START RECORDS SUPPLIED

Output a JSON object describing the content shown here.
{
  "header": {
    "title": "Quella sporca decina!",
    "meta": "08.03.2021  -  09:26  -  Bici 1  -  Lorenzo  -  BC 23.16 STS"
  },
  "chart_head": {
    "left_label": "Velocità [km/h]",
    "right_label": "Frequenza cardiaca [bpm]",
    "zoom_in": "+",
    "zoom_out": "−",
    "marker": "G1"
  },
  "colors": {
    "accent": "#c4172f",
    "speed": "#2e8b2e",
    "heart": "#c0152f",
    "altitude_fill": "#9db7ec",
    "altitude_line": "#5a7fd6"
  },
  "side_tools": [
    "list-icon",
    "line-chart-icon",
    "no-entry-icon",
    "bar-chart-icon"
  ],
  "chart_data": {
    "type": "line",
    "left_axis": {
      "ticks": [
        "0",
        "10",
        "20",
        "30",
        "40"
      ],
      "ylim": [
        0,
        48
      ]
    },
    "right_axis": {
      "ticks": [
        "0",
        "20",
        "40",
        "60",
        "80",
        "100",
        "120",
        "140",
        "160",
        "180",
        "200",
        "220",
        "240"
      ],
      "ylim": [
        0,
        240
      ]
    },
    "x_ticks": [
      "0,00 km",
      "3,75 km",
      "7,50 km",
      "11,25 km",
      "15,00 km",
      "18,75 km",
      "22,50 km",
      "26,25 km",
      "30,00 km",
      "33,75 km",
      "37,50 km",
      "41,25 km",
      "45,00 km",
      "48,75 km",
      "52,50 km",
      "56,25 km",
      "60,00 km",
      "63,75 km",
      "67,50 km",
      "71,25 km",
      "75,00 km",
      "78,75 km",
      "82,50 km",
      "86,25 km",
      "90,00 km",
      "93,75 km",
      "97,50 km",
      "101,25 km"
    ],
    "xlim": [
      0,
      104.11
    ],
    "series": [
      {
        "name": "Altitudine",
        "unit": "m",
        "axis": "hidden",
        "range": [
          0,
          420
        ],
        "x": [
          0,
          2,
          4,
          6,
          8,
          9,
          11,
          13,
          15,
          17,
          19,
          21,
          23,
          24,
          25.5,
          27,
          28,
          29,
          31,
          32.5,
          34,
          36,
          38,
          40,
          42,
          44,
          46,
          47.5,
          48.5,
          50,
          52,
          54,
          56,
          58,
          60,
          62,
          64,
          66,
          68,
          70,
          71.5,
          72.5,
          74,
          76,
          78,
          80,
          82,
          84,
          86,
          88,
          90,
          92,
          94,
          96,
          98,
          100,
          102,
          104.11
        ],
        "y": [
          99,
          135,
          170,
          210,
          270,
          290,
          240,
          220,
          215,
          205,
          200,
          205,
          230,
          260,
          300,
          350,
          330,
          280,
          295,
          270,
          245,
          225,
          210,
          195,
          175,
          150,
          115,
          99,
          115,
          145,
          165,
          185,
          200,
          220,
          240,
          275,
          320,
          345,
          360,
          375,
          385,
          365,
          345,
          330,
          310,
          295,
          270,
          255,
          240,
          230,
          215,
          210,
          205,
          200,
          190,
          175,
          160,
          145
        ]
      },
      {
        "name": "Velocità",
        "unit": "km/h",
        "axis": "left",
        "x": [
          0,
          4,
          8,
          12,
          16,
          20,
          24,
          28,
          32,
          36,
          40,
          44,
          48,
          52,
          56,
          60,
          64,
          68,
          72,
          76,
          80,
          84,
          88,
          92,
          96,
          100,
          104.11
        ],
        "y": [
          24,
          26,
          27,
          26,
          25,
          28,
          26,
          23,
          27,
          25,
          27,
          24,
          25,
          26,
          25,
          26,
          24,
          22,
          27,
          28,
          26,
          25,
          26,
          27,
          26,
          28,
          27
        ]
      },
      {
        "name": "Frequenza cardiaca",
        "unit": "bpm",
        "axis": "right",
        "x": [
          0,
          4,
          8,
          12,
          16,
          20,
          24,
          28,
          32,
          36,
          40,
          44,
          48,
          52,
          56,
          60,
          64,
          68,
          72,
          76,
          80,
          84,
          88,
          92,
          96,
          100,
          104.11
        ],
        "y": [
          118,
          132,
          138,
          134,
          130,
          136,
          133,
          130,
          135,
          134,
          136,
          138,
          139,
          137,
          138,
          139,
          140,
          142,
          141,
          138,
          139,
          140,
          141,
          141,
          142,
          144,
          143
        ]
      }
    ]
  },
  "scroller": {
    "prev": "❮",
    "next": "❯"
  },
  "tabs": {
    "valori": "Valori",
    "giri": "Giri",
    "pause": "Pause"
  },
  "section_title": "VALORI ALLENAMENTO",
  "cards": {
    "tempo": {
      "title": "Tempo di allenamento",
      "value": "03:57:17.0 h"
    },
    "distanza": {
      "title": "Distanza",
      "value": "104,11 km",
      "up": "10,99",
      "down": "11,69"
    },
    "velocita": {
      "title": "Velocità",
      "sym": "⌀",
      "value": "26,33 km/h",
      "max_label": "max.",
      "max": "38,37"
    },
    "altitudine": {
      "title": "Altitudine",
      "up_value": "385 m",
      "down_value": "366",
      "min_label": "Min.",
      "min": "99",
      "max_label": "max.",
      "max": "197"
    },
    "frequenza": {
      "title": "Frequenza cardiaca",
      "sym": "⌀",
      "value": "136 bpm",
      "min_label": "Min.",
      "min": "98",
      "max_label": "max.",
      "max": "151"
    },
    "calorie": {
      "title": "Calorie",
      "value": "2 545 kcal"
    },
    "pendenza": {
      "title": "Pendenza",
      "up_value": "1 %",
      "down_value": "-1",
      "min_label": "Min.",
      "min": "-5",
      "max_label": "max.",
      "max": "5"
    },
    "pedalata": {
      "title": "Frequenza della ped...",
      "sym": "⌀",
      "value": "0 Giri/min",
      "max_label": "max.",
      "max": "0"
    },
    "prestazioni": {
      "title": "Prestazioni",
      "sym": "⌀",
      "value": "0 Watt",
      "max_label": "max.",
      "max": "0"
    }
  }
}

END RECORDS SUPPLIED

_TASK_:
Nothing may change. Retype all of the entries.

_RESULT OF THIS EXERCISE_:
Output a JSON object describing the content shown here.
{
  "header": {
    "title": "Quella sporca decina!",
    "meta": "08.03.2021  -  09:26  -  Bici 1  -  Lorenzo  -  BC 23.16 STS"
  },
  "chart_head": {
    "left_label": "Velocità [km/h]",
    "right_label": "Frequenza cardiaca [bpm]",
    "zoom_in": "+",
    "zoom_out": "−",
    "marker": "G1"
  },
  "colors": {
    "accent": "#c4172f",
    "speed": "#2e8b2e",
    "heart": "#c0152f",
    "altitude_fill": "#9db7ec",
    "altitude_line": "#5a7fd6"
  },
  "side_tools": [
    "list-icon",
    "line-chart-icon",
    "no-entry-icon",
    "bar-chart-icon"
  ],
  "chart_data": {
    "type": "line",
    "left_axis": {
      "ticks": [
        "0",
        "10",
        "20",
        "30",
        "40"
      ],
      "ylim": [
        0,
        48
      ]
    },
    "right_axis": {
      "ticks": [
        "0",
        "20",
        "40",
        "60",
        "80",
        "100",
        "120",
        "140",
        "160",
        "180",
        "200",
        "220",
        "240"
      ],
      "ylim": [
        0,
        240
      ]
    },
    "x_ticks": [
      "0,00 km",
      "3,75 km",
      "7,50 km",
      "11,25 km",
      "15,00 km",
      "18,75 km",
      "22,50 km",
      "26,25 km",
      "30,00 km",
      "33,75 km",
      "37,50 km",
      "41,25 km",
      "45,00 km",
      "48,75 km",
      "52,50 km",
      "56,25 km",
      "60,00 km",
      "63,75 km",
      "67,50 km",
      "71,25 km",
      "75,00 km",
      "78,75 km",
      "82,50 km",
      "86,25 km",
      "90,00 km",
      "93,75 km",
      "97,50 km",
      "101,25 km"
    ],
    "xlim": [
      0,
      104.11
    ],
    "series": [
      {
        "name": "Altitudine",
        "unit": "m",
        "axis": "hidden",
        "range": [
          0,
          420
        ],
        "x": [
          0,
          2,
          4,
          6,
          8,
          9,
          11,
          13,
          15,
          17,
          19,
          21,
          23,
          24,
          25.5,
          27,
          28,
          29,
          31,
          32.5,
          34,
          36,
          38,
          40,
          42,
          44,
          46,
          47.5,
          48.5,
          50,
          52,
          54,
          56,
          58,
          60,
          62,
          64,
          66,
          68,
          70,
          71.5,
          72.5,
          74,
          76,
          78,
          80,
          82,
          84,
          86,
          88,
          90,
          92,
          94,
          96,
          98,
          100,
          102,
          104.11
        ],
        "y": [
          99,
          135,
          170,
          210,
          270,
          290,
          240,
          220,
          215,
          205,
          200,
          205,
          230,
          260,
          300,
          350,
          330,
          280,
          295,
          270,
          245,
          225,
          210,
          195,
          175,
          150,
          115,
          99,
          115,
          145,
          165,
          185,
          200,
          220,
          240,
          275,
          320,
          345,
          360,
          375,
          385,
          365,
          345,
          330,
          310,
          295,
          270,
          255,
          240,
          230,
          215,
          210,
          205,
          200,
          190,
          175,
          160,
          145
        ]
      },
      {
        "name": "Velocità",
        "unit": "km/h",
        "axis": "left",
        "x": [
          0,
          4,
          8,
          12,
          16,
          20,
          24,
          28,
          32,
          36,
          40,
          44,
          48,
          52,
          56,
          60,
          64,
          68,
          72,
          76,
          80,
          84,
          88,
          92,
          96,
          100,
          104.11
        ],
        "y": [
          24,
          26,
          27,
          26,
          25,
          28,
          26,
          23,
          27,
          25,
          27,
          24,
          25,
          26,
          25,
          26,
          24,
          22,
          27,
          28,
          26,
          25,
          26,
          27,
          26,
          28,
          27
        ]
      },
      {
        "name": "Frequenza cardiaca",
        "unit": "bpm",
        "axis": "right",
        "x": [
          0,
          4,
          8,
          12,
          16,
          20,
          24,
          28,
          32,
          36,
          40,
          44,
          48,
          52,
          56,
          60,
          64,
          68,
          72,
          76,
          80,
          84,
          88,
          92,
          96,
          100,
          104.11
        ],
        "y": [
          118,
          132,
          138,
          134,
          130,
          136,
          133,
          130,
          135,
          134,
          136,
          138,
          139,
          137,
          138,
          139,
          140,
          142,
          141,
          138,
          139,
          140,
          141,
          141,
          142,
          144,
          143
        ]
      }
    ]
  },
  "scroller": {
    "prev": "❮",
    "next": "❯"
  },
  "tabs": {
    "valori": "Valori",
    "giri": "Giri",
    "pause": "Pause"
  },
  "section_title": "VALORI ALLENAMENTO",
  "cards": {
    "tempo": {
      "title": "Tempo di allenamento",
      "value": "03:57:17.0 h"
    },
    "distanza": {
      "title": "Distanza",
      "value": "104,11 km",
      "up": "10,99",
      "down": "11,69"
    },
    "velocita": {
      "title": "Velocità",
      "sym": "⌀",
      "value": "26,33 km/h",
      "max_label": "max.",
      "max": "38,37"
    },
    "altitudine": {
      "title": "Altitudine",
      "up_value": "385 m",
      "down_value": "366",
      "min_label": "Min.",
      "min": "99",
      "max_label": "max.",
      "max": "197"
    },
    "frequenza": {
      "title": "Frequenza cardiaca",
      "sym": "⌀",
      "value": "136 bpm",
      "min_label": "Min.",
      "min": "98",
      "max_label": "max.",
      "max": "151"
    },
    "calorie": {
      "title": "Calorie",
      "value": "2 545 kcal"
    },
    "pendenza": {
      "title": "Pendenza",
      "up_value": "1 %",
      "down_value": "-1",
      "min_label": "Min.",
      "min": "-5",
      "max_label": "max.",
      "max": "5"
    },
    "pedalata": {
      "title": "Frequenza della ped...",
      "sym": "⌀",
      "value": "0 Giri/min",
      "max_label": "max.",
      "max": "0"
    },
    "prestazioni": {
      "title": "Prestazioni",
      "sym": "⌀",
      "value": "0 Watt",
      "max_label": "max.",
      "max": "0"
    }
  }
}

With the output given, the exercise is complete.